Although hesitant to do so, Jeff finally called the reporter for the Washington Post whose name he had been given in last week’s chapter. He quickly discovered the reporter in question was indeed the same Tommy Williams he and Jimmy had known growing up.
After catching up with each other over the phone, Jeff explained his reason for calling; that he understood Tommy was interested in writing a story about AIDS and that Jeff knew someone Tommy might be interested in writing about.
The two agreed to have lunch the next day at Bullfeathers, one of the many restaurants on Capitol Hill.
When he got home that evening Jeff found Jimmy depressed. He had done nothing except sit in a chair all day. Jeff did his best to cheer Jimmy up by behaving as silly as possible. That seemed to do the trick. Over a dinner of soup and crackers, he also filled Jimmy in on his conversation with Tommy.
The next day Tommy and Jeff had lunch as agreed. Pressed by Tommy to explain why the readers of the Post would be interested in a story about the person he knew, Jeff explained that there was nothing special about his friend; that what made him special was precisely how ordinary he was.
When Tommy asked Jeff how he knew the person in question, Jeff explained the two of them were boyfriends. He also went on to explain that his boyfriend was Jimmy Barnes.
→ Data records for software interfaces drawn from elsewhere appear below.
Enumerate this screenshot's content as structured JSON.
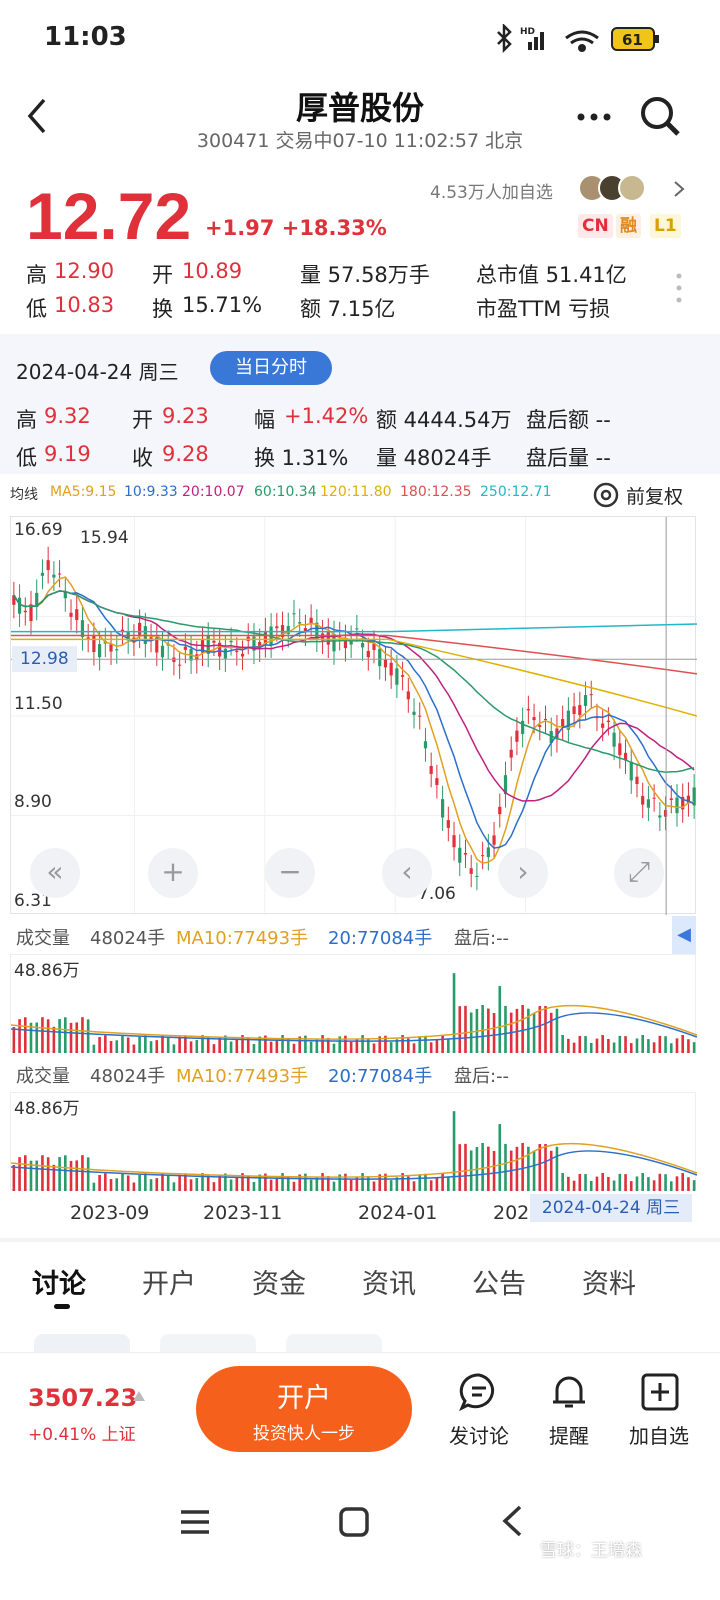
{
  "status": {
    "time": "11:03",
    "battery": "61"
  },
  "stock": {
    "name": "厚普股份",
    "subtitle": "300471 交易中07-10 11:02:57 北京",
    "price": "12.72",
    "change": "+1.97 +18.33%",
    "followers": "4.53万人加自选",
    "tags": [
      "CN",
      "融",
      "L1"
    ]
  },
  "quote": {
    "high_label": "高",
    "high": "12.90",
    "low_label": "低",
    "low": "10.83",
    "open_label": "开",
    "open": "10.89",
    "turnover_label": "换",
    "turnover": "15.71%",
    "volume": "量 57.58万手",
    "amount": "额 7.15亿",
    "mktcap": "总市值 51.41亿",
    "pe": "市盈TTM 亏损"
  },
  "day": {
    "date": "2024-04-24 周三",
    "button": "当日分时",
    "high_label": "高",
    "high": "9.32",
    "open_label": "开",
    "open": "9.23",
    "range_label": "幅",
    "range": "+1.42%",
    "amount": "额 4444.54万",
    "after_amount": "盘后额 --",
    "low_label": "低",
    "low": "9.19",
    "close_label": "收",
    "close": "9.28",
    "turnover": "换 1.31%",
    "volume": "量 48024手",
    "after_volume": "盘后量 --"
  },
  "ma": {
    "label": "均线",
    "items": [
      {
        "text": "MA5:9.15",
        "color": "#e0a020"
      },
      {
        "text": "10:9.33",
        "color": "#2b6fc9"
      },
      {
        "text": "20:10.07",
        "color": "#c02080"
      },
      {
        "text": "60:10.34",
        "color": "#2a9a6a"
      },
      {
        "text": "120:11.80",
        "color": "#e0b000"
      },
      {
        "text": "180:12.35",
        "color": "#e05050"
      },
      {
        "text": "250:12.71",
        "color": "#20b8c8"
      }
    ],
    "adjust": "前复权"
  },
  "chart": {
    "y_labels": [
      "16.69",
      "11.50",
      "8.90",
      "6.31"
    ],
    "top_marker": "15.94",
    "low_marker": "7.06",
    "crosshair_price": "12.98",
    "controls": [
      "«",
      "+",
      "−",
      "‹",
      "›",
      "⤢"
    ]
  },
  "volume": {
    "label": "成交量",
    "value": "48024手",
    "ma10": "MA10:77493手",
    "ma20": "20:77084手",
    "after": "盘后:--",
    "max": "48.86万"
  },
  "x_axis": {
    "labels": [
      "2023-09",
      "2023-11",
      "2024-01",
      "202"
    ],
    "cursor_date": "2024-04-24 周三"
  },
  "tabs": [
    "讨论",
    "开户",
    "资金",
    "资讯",
    "公告",
    "资料"
  ],
  "bottom": {
    "index_value": "3507.23",
    "index_change": "+0.41% 上证",
    "open_title": "开户",
    "open_sub": "投资快人一步",
    "actions": [
      "发讨论",
      "提醒",
      "加自选"
    ]
  },
  "watermark": "雪球：王增森",
  "colors": {
    "up": "#e0303a",
    "down": "#2a9a6a",
    "accent": "#f5601d"
  }
}
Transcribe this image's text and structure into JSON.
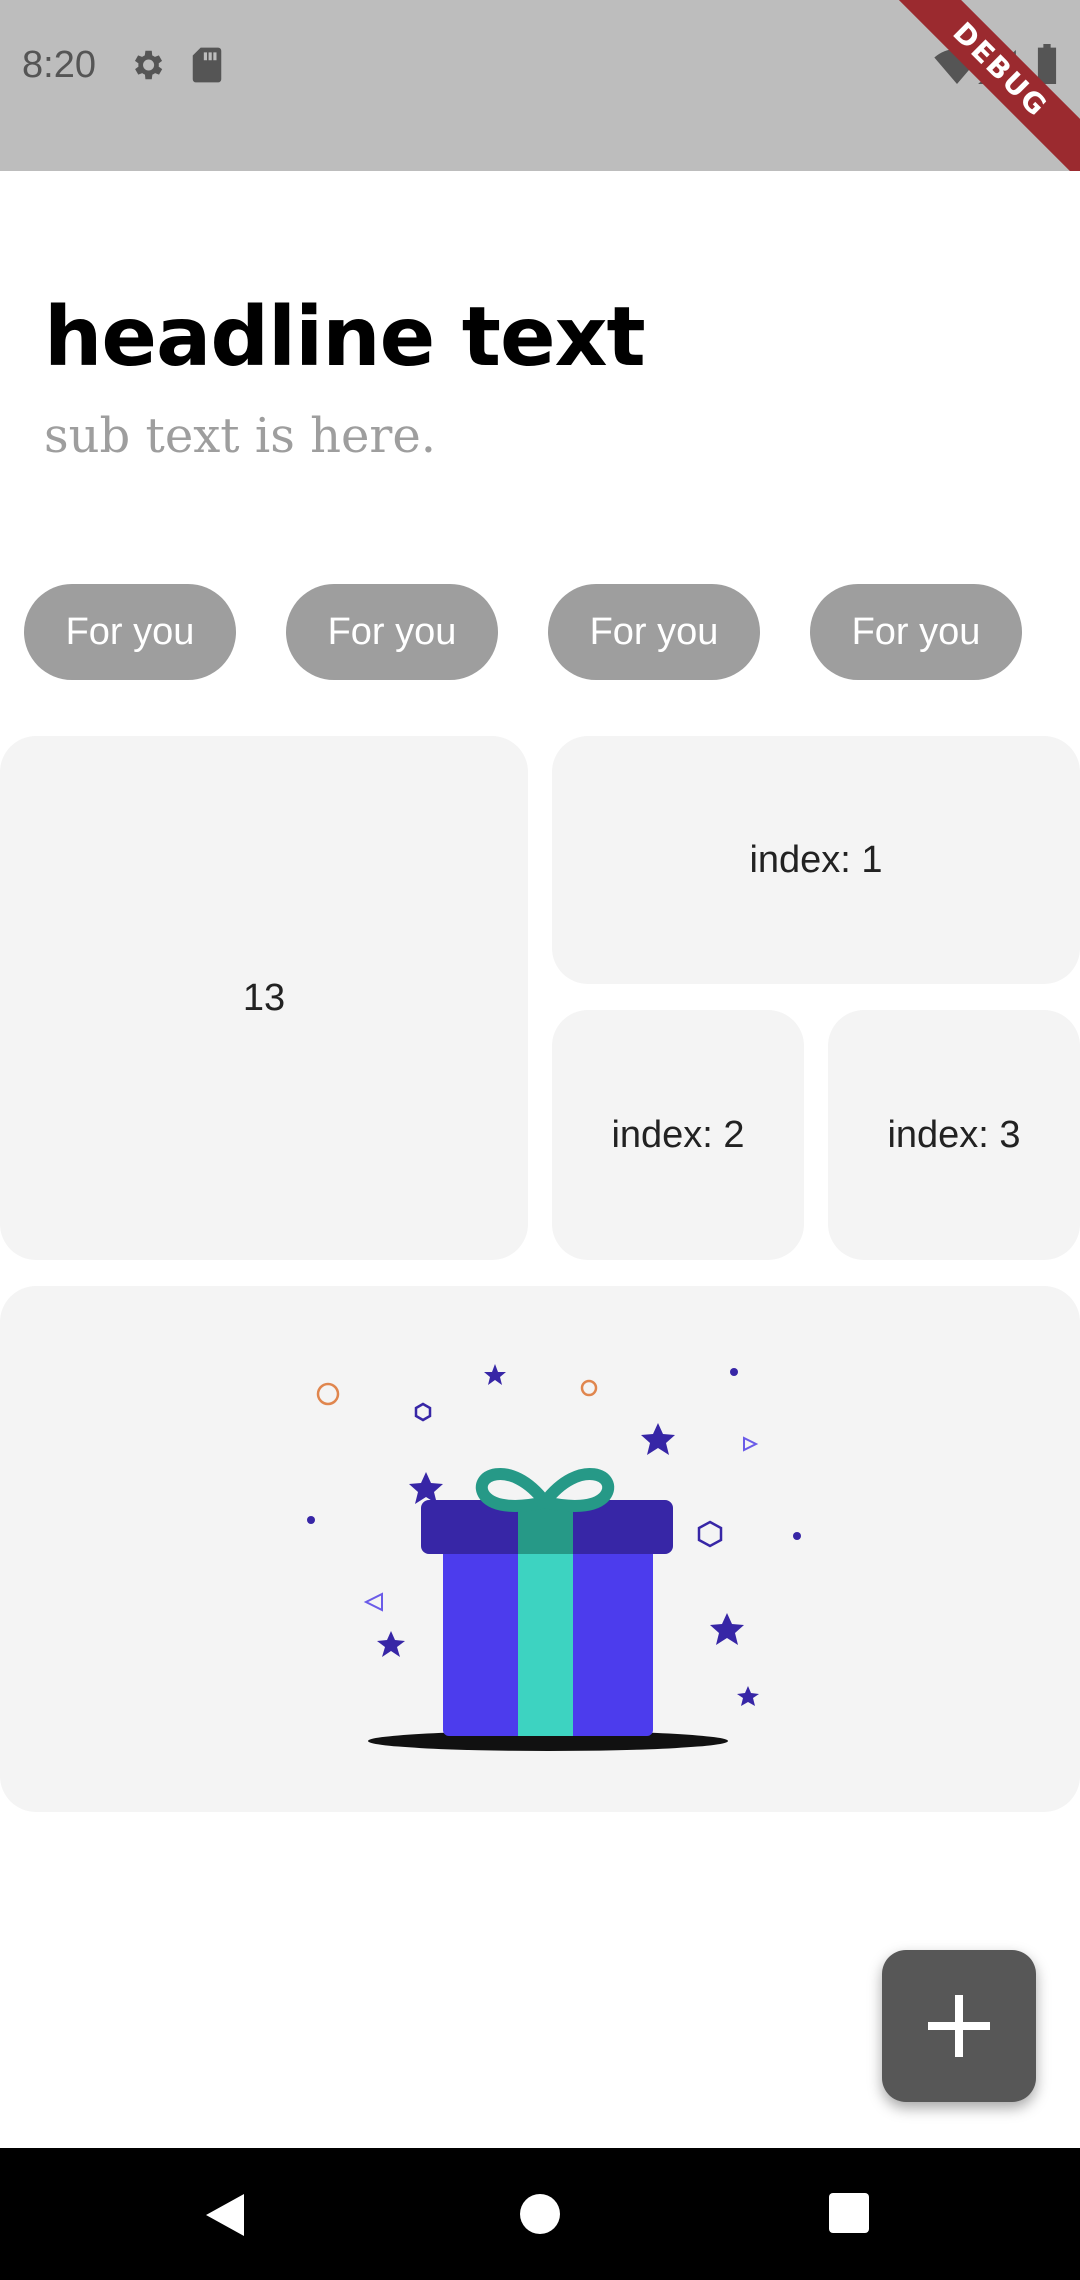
{
  "status_bar": {
    "time": "8:20",
    "icons": [
      "gear-icon",
      "sd-card-icon",
      "wifi-icon",
      "signal-icon",
      "battery-icon"
    ],
    "debug_label": "DEBUG"
  },
  "header": {
    "title": "headline text",
    "subtitle": "sub text is here."
  },
  "chips": [
    {
      "label": "For you"
    },
    {
      "label": "For you"
    },
    {
      "label": "For you"
    },
    {
      "label": "For you"
    }
  ],
  "grid": {
    "tile_large": "13",
    "tile_1": "index: 1",
    "tile_2": "index: 2",
    "tile_3": "index: 3"
  },
  "illustration": "gift-box-icon",
  "fab": {
    "icon": "plus-icon"
  },
  "nav": {
    "icons": [
      "back-icon",
      "home-icon",
      "recents-icon"
    ]
  },
  "colors": {
    "status_bar": "#bdbdbd",
    "chip": "#9e9e9e",
    "tile": "#f4f4f4",
    "fab": "#575757",
    "gift_box": "#4c3ced",
    "gift_lid": "#3726a6",
    "ribbon": "#3dd3c1"
  }
}
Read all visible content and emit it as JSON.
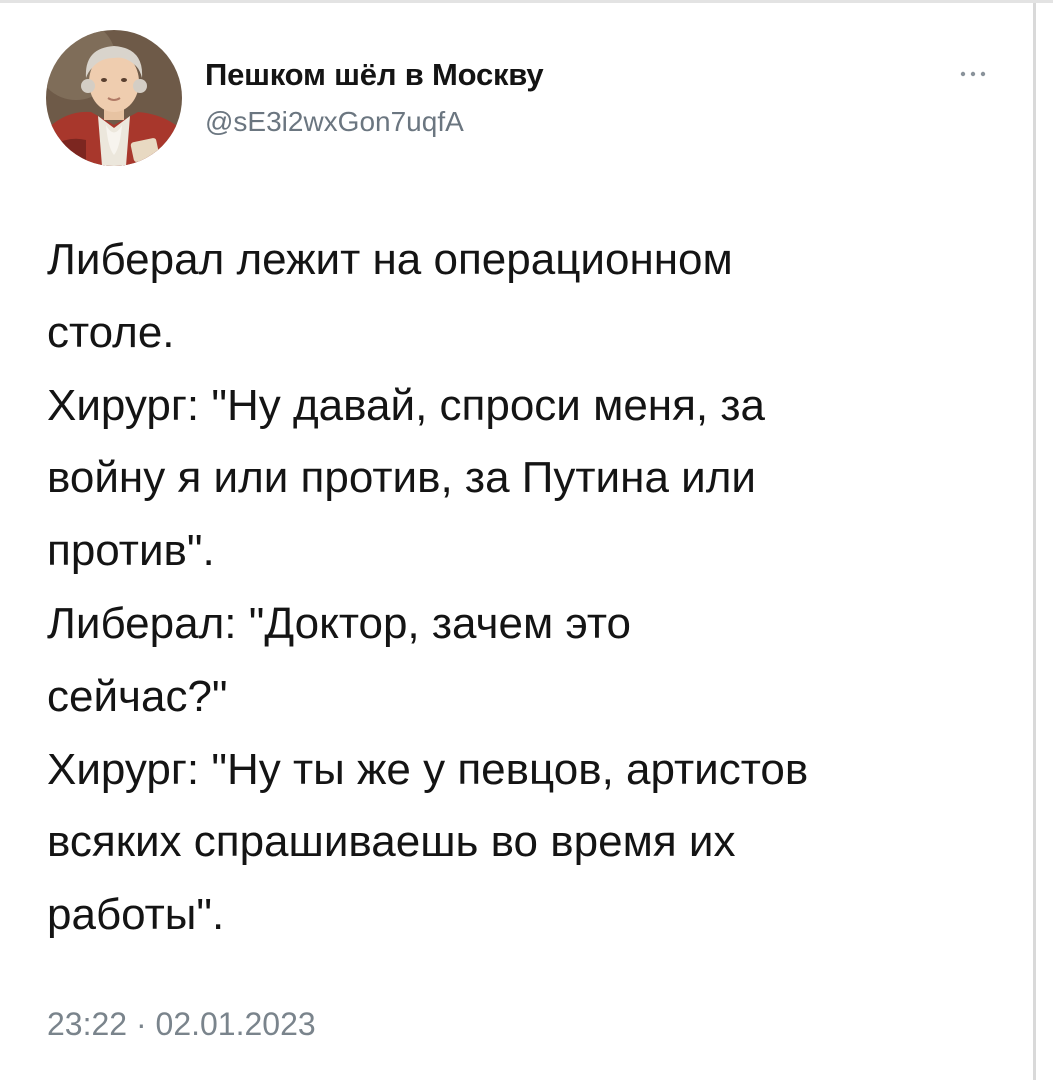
{
  "author": {
    "display_name": "Пешком шёл в Москву",
    "handle": "@sE3i2wxGon7uqfA",
    "avatar_icon": "portrait-avatar"
  },
  "more_menu_icon": "more-dots-icon",
  "tweet": {
    "lines": [
      "Либерал лежит на операционном",
      "столе.",
      "Хирург: \"Ну давай, спроси меня, за",
      "войну я или против, за Путина или",
      "против\".",
      "Либерал: \"Доктор, зачем это",
      "сейчас?\"",
      "Хирург: \"Ну ты же у певцов, артистов",
      "всяких спрашиваешь во время их",
      "работы\"."
    ]
  },
  "timestamp": "23:22 · 02.01.2023",
  "colors": {
    "text": "#141414",
    "secondary_text": "#6b7680",
    "background": "#ffffff"
  }
}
That shocked Tommy, who wondered whether he could write objectively about his boyhood best friend.
Jeff argued that someone writing for the Post’s Style section didn’t have to be objective, but Tommy responded he would need to think about writing such a story more and get his editor’s approval as well. When asked directly whether he wanted to see Jimmy, Tommy hesitated and asked for more time to decide.
That’s where tonight’s chapter, which I’ve now posted over at The Annex, picks up. This chapter is a bit longer than usual, but there’s a lot that needs to be covered as we move into the final stretch.